As soon as we crossed into Eastern Sudan we noticed a number of changes from Ethiopia. The farming methods are mostly modern (tractors and implements), and the people we met along the road have been very welcoming and friendly. There are many tribes, but the predominant language and food is Arabic. The dress code is very Islamic, particularly that of women (who we've seldom seen in public). According to local custom the women don't drive cars, travel on their own, or do any sport (particularly not cycling). One can imagine then, that Leana attracts a lot of open-mouthed attention as she cycles along in what is probably considered to be underwear. The landscape is flat, and since joining the main road at Gedaref the road has been very busy (many extra-long trucks running the route between Khartoum and Port Sudan). We've battled into a head wind most of the way to Khartoum, and we're a little apprehensive at the thought of that wind on our desert route to the North. Currently we're resting on the banks of the Nile in Khartoum, organising visa extentions, alien registration, and waiting for Leana's new passport to arrive from SA. Distances since entering Sudan have been: Doka 88 k; Gedaref 90 k; Migreh 97 k; Hufeira 110 k; Wad Medani 41 k; Kamlil 81 k; El Masid 71 k; and Khartoum 50 k.

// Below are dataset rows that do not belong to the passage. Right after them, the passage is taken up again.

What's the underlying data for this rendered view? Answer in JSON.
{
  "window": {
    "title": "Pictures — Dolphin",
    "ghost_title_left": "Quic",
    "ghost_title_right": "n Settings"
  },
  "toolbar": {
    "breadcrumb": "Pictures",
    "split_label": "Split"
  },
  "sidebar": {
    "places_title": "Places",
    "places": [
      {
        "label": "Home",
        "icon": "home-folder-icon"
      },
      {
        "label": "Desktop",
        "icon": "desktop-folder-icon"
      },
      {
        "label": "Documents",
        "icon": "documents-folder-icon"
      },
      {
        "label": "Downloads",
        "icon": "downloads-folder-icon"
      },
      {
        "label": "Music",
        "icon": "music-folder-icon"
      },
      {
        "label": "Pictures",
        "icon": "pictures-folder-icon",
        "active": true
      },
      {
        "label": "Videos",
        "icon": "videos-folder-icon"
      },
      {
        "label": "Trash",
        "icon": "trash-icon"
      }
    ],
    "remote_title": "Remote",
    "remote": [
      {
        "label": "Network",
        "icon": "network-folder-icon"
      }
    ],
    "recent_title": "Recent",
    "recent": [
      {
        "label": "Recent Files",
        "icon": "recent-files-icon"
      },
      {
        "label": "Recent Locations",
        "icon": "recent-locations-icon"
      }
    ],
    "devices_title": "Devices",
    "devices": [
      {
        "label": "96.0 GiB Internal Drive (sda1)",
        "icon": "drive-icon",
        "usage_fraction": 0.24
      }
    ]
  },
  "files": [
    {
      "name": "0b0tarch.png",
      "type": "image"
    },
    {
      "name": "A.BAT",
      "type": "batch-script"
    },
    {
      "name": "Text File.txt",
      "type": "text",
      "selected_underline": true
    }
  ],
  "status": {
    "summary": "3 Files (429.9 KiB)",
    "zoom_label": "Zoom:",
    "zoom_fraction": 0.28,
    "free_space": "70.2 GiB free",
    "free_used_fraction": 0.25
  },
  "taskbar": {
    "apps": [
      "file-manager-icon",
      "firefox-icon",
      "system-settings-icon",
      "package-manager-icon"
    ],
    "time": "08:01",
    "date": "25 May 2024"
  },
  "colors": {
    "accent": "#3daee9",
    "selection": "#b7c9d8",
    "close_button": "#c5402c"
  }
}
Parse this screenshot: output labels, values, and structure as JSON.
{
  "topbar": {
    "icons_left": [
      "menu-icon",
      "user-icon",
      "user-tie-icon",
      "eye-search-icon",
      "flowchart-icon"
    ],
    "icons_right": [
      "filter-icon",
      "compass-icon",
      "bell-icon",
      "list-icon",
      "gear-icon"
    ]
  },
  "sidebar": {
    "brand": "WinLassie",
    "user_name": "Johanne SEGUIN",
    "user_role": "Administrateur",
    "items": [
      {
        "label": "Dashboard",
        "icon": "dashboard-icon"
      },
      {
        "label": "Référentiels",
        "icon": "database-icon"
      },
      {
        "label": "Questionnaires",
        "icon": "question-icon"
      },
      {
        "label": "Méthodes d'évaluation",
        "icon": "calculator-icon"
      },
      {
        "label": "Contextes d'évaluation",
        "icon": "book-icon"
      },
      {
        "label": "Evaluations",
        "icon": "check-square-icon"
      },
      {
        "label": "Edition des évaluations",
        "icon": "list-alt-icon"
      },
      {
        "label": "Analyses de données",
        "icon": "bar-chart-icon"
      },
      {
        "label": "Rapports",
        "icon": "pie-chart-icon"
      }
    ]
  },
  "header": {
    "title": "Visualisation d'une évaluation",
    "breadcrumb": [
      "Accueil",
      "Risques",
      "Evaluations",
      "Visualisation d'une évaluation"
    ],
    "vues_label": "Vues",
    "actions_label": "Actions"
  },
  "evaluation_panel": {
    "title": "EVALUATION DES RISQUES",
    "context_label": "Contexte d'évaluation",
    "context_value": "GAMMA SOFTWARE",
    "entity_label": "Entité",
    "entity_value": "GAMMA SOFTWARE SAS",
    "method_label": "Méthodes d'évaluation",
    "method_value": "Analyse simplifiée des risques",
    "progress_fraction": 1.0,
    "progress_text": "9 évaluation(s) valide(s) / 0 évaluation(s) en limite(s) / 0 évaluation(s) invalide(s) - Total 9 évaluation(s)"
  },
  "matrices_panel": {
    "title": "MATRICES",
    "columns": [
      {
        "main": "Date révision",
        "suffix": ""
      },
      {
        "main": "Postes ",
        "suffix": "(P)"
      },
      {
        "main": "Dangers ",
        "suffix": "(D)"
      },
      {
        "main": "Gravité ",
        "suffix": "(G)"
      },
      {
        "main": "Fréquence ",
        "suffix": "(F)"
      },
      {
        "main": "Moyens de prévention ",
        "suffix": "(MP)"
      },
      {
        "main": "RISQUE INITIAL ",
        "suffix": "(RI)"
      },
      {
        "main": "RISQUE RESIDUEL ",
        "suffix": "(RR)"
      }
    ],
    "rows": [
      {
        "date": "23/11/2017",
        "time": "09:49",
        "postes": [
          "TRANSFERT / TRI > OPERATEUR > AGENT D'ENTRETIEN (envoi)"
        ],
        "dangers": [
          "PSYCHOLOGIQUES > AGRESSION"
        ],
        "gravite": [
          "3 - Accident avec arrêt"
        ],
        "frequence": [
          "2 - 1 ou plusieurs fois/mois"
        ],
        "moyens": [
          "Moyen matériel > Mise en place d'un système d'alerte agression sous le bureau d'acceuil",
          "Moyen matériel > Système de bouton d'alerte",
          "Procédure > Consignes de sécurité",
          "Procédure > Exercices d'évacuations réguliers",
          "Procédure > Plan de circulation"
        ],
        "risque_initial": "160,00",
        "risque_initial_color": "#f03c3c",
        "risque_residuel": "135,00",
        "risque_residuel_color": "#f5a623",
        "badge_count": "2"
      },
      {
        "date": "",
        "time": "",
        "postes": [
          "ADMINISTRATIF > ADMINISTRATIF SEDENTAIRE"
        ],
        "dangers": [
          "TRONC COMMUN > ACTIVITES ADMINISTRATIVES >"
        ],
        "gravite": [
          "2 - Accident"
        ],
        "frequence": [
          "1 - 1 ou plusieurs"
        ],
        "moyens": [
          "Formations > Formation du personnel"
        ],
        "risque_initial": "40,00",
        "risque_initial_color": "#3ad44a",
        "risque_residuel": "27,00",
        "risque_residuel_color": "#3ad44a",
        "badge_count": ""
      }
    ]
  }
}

As the tourist brochure said, the Blue Nile Gorge is an impressive sight indeed. However, it was a bit daunting knowing that one had to coax a heavy bicycle on a rough road down 20 k's and up another 20 on the opposite side. The rest of the road from Addis to Gondar is a fairly good tarred road, although hilly at times. The section of road from Gondar down to the Sudanese border was, however, dusty and sometimes rather rough. The Ethiopian Highlands is very scenic and the many villages revolve around agriculture (mostly primitive subsistence farming with crops and animals). Besides the usual requests (often demands) for money, bicycle, clothing, camera, etc., everyone along the way shouts "WHAAR-AH-E-GOO?" (Where are you going?). In reply we usually give the name of the next town, which seems satisfactory. We'd spent a week in Addis Ababa exploring the city and visiting places of interest (we even saw the fossilized "Lucy" in the National Museum). We also organised visa's for Sudan and Egypt, for which we'll need extentions once there (people don't realise that a bicycle takes a while longer than most of the popular modes of travel). We rested at Bahir Dar on the shores of Lake Tana (source of the Blue Nile), and also spent a day in Gondar exploring the town and historic castles in the Fasilidades complex. Distances since Addis were: Muka 80 k; Fiche 38 k; Gohatsion 76 k; Dejen 43 k; Debre Markos 70 k; Finote Selam 85 k; Dangla 99 k; Bahir Dar 80 k; Addis Zemen 88 k; Gondar 93 k; Aykel 63 k; Shehedi 105 k; and Matema 37 k.